§ **PROMPT**:
Without including the pictures, copy out every line below.

*** MATERIAL FOR THIS EXERCISE ***

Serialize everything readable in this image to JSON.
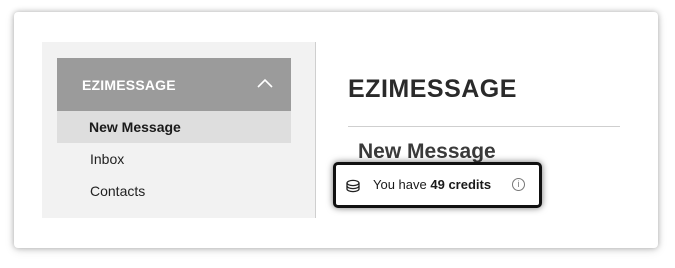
{
  "sidebar": {
    "header": {
      "title": "EZIMESSAGE",
      "icon": "chevron-up-icon"
    },
    "items": [
      {
        "label": "New Message",
        "active": true
      },
      {
        "label": "Inbox",
        "active": false
      },
      {
        "label": "Contacts",
        "active": false
      }
    ]
  },
  "main": {
    "app_title": "EZIMESSAGE",
    "section_title": "New Message",
    "credits": {
      "prefix": "You have",
      "amount": "49 credits",
      "coin_icon": "coins-icon",
      "info_icon": "info-icon",
      "info_glyph": "i"
    }
  },
  "colors": {
    "sidebar_bg": "#f2f2f2",
    "sidebar_header_bg": "#9b9b9b",
    "active_item_bg": "#dedede",
    "highlight_border": "#111111"
  }
}
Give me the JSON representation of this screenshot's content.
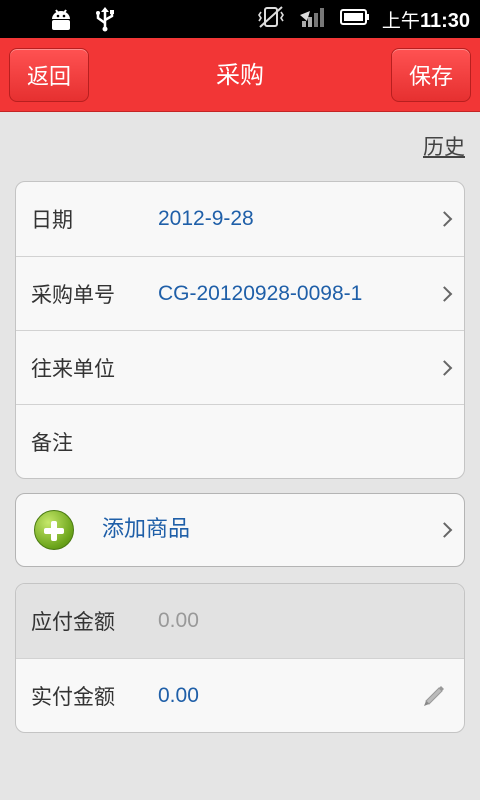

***

§ **ANSWER SECTION**:
Serialize everything readable in this image to JSON.
{
  "sidebar": {
    "header": {
      "title": "EZIMESSAGE",
      "icon": "chevron-up-icon"
    },
    "items": [
      {
        "label": "New Message",
        "active": true
      },
      {
        "label": "Inbox",
        "active": false
      },
      {
        "label": "Contacts",
        "active": false
      }
    ]
  },
  "main": {
    "app_title": "EZIMESSAGE",
    "section_title": "New Message",
    "credits": {
      "prefix": "You have",
      "amount": "49 credits",
      "coin_icon": "coins-icon",
      "info_icon": "info-icon",
      "info_glyph": "i"
    }
  },
  "colors": {
    "sidebar_bg": "#f2f2f2",
    "sidebar_header_bg": "#9b9b9b",
    "active_item_bg": "#dedede",
    "highlight_border": "#111111"
  }
}
Give me the JSON representation of this screenshot's content.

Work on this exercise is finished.